How — and Why — Sports Conglomerates are Investing in Esports
Every time you hear about a new promotional Gatorade flavor with a basketball team, or a sponsorship worth more than your house for a football player you’ve never heard of, that same company is likely putting money into their choice of esports teams as well.
At this vital stage in the industry’s development, countless investors are finding a tremendous return on investment for the largest esports companies. For example, TSM, currently the largest esports team, is worth almost half a billion dollars — beating out two traditional NHL franchises in valuation.
Of course, there’s a mountain of differences between the two forms of competition, and an even larger gap between the two concerning revenue. However, the past two decades have been full of turning points for the industry, transforming it from late-night LAN parties for a couple of bitcoin (hindsight is 20/20) into celebrations that fill stadiums.
Early adopters of video games, especially that have been deep in the scene since the beginning, were labelled nerds and shunned by ‘real athletes.’ Slowly but surely, these few standouts grew in numbers, and now have begun to truly make a dent into traditional sports’ assumed place in our lives.
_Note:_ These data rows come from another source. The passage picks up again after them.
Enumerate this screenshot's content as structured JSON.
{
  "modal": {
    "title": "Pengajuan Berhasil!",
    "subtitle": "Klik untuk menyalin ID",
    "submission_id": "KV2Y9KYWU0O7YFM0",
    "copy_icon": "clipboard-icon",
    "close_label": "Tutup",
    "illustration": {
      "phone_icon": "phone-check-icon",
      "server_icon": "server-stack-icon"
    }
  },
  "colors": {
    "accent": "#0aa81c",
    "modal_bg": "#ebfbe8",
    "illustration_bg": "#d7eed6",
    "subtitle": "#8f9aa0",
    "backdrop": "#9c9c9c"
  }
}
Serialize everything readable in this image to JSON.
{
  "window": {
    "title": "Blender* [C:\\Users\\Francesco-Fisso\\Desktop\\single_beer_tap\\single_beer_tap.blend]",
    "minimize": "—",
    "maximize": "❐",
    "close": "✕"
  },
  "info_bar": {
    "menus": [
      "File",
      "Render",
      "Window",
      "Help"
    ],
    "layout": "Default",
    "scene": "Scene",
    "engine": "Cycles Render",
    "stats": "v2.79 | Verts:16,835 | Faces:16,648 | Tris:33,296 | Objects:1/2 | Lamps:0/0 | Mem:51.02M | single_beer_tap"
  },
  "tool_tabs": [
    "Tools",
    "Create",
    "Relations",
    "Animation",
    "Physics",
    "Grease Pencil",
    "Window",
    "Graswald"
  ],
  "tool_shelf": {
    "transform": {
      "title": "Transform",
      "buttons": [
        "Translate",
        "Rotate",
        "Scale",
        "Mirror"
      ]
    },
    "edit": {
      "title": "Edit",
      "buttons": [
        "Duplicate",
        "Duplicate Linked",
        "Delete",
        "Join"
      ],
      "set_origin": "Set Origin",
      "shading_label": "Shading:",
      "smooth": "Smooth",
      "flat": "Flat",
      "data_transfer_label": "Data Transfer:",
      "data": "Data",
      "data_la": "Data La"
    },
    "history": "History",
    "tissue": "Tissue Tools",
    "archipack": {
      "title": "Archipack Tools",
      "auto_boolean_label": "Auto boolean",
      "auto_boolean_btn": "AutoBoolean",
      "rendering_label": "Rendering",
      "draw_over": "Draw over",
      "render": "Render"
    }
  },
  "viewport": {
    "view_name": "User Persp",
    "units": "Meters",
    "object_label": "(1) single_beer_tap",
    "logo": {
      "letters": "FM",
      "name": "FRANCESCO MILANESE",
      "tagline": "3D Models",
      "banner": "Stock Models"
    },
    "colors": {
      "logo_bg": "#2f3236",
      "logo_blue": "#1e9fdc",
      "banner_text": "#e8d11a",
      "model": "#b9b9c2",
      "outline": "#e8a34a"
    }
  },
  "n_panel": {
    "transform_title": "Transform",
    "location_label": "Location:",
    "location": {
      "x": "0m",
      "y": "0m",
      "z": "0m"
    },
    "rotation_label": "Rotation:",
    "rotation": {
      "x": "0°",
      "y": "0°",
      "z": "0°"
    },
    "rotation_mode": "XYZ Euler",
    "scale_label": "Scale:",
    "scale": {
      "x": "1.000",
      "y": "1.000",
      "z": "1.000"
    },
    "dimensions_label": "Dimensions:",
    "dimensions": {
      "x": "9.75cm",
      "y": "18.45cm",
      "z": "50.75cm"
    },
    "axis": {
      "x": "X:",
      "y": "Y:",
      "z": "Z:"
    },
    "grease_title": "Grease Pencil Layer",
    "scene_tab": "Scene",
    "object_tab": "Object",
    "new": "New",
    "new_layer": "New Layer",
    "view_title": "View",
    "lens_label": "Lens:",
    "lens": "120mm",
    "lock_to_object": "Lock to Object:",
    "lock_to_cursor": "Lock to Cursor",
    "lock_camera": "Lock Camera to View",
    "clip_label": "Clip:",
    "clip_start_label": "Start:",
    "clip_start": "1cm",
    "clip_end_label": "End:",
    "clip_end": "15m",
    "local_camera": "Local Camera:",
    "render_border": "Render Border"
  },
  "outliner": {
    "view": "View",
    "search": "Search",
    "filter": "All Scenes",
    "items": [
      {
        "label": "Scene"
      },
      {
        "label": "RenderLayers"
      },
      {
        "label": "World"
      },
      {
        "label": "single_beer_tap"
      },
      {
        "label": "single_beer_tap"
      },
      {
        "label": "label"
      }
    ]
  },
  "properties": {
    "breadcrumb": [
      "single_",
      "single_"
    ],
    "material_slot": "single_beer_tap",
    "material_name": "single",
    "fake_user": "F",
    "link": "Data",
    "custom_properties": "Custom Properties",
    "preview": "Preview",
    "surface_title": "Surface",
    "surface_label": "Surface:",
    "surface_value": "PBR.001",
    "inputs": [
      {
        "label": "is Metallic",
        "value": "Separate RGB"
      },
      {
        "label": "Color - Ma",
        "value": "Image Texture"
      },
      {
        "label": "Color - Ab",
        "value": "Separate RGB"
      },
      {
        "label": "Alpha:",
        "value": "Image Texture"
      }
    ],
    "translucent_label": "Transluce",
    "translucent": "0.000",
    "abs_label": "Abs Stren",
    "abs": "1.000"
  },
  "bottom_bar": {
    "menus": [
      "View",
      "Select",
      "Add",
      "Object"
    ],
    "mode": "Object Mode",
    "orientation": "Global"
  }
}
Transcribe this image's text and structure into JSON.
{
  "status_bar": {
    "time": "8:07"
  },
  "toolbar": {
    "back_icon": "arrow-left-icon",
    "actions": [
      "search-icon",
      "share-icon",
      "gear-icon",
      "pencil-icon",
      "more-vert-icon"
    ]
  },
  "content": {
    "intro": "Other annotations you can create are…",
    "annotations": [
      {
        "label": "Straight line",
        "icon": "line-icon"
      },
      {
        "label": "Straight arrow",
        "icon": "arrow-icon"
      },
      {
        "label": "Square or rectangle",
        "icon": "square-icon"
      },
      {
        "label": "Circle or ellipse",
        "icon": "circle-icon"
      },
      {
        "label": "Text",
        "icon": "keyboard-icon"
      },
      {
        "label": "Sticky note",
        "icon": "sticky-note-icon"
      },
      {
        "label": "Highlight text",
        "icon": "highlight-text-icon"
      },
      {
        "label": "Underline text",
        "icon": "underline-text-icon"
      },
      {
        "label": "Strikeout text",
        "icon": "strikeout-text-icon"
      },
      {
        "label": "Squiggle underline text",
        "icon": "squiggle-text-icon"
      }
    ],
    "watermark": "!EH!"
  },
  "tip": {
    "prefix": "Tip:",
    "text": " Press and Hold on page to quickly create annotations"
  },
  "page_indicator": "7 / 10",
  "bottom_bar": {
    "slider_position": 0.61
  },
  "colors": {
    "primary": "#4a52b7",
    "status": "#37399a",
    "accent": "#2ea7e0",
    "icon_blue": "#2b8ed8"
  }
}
According to the New York Times, between 2008 and 2018, the 45% of children aged 6–12 that participated in sports decreased by 7%.
The COVID-19 pandemic has been yet another nail in the coffin killing youth interest in sports. In June 2020, 19% of adults said their child did not care about playing sports, a percentage that increased to 28% by September 2021. With numbers growing at this rate, the attitude of many sports franchises has turned on a dime. Long gone are the huffy, holier-than-thou attitudes of many athletes, making way for deep pockets and a stack of RGB keyboards.
Teams in the NFL, NBA, and FIFA have been invested in League of Legends teams for years. There are a few celebrity founded organizations that have started from the ground up to become internationally renowned. David Beckham founded Guild Esports in 2020, which has since earned over $500,000 from tournament wins alone. Although that number is striking on its own, it’s nothing but a fraction of what larger franchises have earned — for example, Cloud 9, which has teams in several different games, has earned over $11 million through almost 900 separate tournaments.
The rapid growth of the industry has everything to do with its fans and avid viewers. In 2022, the viewer base of causal and enthusiasts averaged just above 600 million viewers, a massive jump from previous years.
Proudly grasping a growing list of investors in one hand and a mouse in the other, those early esports pioneers are finally able to say “I told you so.”